───── Data for analysis ─────
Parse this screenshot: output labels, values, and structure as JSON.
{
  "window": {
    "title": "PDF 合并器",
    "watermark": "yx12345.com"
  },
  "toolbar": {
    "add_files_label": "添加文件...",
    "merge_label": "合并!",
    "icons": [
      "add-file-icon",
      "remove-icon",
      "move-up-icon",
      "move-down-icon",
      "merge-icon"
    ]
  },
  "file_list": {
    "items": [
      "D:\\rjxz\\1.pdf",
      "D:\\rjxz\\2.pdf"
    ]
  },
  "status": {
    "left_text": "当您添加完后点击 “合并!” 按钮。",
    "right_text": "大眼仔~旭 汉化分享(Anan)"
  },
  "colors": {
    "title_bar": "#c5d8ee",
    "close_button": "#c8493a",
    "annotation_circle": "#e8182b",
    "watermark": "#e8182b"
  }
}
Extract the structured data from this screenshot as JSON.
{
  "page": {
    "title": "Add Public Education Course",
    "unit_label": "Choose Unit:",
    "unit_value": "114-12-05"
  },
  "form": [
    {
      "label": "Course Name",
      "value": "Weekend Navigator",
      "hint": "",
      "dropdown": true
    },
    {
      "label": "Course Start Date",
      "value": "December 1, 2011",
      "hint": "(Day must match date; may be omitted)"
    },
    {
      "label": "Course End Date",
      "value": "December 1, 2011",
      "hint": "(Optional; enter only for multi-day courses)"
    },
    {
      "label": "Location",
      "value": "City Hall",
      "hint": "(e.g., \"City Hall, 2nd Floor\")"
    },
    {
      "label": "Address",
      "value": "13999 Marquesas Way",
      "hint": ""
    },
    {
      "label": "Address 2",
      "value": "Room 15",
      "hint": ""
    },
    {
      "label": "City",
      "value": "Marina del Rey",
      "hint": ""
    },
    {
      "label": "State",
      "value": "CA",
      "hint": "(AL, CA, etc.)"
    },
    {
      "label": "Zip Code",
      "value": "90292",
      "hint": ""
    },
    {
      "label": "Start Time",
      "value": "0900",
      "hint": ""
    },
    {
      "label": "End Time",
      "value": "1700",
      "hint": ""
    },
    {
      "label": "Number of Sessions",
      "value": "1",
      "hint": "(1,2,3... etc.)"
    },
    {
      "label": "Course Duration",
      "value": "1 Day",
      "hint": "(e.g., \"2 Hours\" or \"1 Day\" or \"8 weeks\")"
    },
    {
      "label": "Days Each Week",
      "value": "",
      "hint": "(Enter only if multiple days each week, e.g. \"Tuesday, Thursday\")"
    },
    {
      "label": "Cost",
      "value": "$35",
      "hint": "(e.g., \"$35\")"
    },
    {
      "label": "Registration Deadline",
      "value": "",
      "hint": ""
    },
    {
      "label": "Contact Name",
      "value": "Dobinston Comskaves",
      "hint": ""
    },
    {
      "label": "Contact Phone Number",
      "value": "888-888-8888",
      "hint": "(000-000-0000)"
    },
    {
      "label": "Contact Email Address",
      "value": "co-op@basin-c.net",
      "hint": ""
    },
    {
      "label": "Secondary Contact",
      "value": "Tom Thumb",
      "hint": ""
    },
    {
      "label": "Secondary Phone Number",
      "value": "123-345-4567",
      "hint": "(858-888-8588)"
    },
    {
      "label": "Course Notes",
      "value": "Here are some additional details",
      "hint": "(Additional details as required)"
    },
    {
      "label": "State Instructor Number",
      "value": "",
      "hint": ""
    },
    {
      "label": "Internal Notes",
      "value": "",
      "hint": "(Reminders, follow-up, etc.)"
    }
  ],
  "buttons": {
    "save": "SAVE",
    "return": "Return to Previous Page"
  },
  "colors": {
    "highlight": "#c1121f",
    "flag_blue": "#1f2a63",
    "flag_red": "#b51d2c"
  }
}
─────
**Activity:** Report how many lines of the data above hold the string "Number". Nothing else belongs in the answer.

**Response area:** 4